TASK INPUT Start Marker
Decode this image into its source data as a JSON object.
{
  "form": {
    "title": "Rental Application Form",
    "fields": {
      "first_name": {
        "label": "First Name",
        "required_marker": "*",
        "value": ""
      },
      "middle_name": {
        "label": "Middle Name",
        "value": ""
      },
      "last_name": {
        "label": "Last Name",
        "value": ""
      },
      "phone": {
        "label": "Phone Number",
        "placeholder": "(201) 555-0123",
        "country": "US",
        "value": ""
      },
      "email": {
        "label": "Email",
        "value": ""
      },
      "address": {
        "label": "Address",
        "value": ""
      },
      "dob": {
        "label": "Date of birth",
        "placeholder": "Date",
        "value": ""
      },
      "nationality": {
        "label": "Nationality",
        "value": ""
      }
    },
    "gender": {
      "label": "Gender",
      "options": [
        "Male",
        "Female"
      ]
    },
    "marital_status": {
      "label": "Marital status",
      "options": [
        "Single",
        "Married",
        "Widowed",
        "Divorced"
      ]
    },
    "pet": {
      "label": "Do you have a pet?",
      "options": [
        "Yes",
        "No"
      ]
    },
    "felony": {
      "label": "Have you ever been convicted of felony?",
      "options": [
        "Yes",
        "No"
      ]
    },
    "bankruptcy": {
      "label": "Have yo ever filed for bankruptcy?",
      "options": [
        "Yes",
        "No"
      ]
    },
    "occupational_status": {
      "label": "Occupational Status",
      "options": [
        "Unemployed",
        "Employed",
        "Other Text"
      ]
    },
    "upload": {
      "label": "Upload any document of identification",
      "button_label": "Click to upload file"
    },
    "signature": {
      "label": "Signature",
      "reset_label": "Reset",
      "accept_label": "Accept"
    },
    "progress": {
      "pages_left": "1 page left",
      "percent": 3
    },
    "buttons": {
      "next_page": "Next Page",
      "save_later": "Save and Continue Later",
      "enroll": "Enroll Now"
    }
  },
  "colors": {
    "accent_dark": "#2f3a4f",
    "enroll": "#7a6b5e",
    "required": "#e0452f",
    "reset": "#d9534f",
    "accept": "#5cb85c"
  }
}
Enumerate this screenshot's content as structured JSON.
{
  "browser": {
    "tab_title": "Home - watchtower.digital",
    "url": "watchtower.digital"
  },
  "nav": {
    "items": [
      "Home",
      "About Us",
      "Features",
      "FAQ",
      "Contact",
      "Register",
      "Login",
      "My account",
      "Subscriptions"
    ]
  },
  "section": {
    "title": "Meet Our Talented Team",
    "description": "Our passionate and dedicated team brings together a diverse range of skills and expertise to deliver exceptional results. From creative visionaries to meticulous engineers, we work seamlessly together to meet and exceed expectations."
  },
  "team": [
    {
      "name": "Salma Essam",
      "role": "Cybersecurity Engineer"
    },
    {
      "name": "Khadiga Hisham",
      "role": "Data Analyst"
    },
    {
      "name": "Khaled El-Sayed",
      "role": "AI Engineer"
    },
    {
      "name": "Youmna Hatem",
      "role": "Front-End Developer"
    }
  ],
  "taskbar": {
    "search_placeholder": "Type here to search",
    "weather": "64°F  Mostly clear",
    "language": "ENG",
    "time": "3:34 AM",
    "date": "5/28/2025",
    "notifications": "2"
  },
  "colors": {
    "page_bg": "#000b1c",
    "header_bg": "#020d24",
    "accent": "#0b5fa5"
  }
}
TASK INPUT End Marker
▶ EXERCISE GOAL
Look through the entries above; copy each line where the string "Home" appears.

▶ RESPONSE
    "tab_title": "Home - watchtower.digital",
      "Home",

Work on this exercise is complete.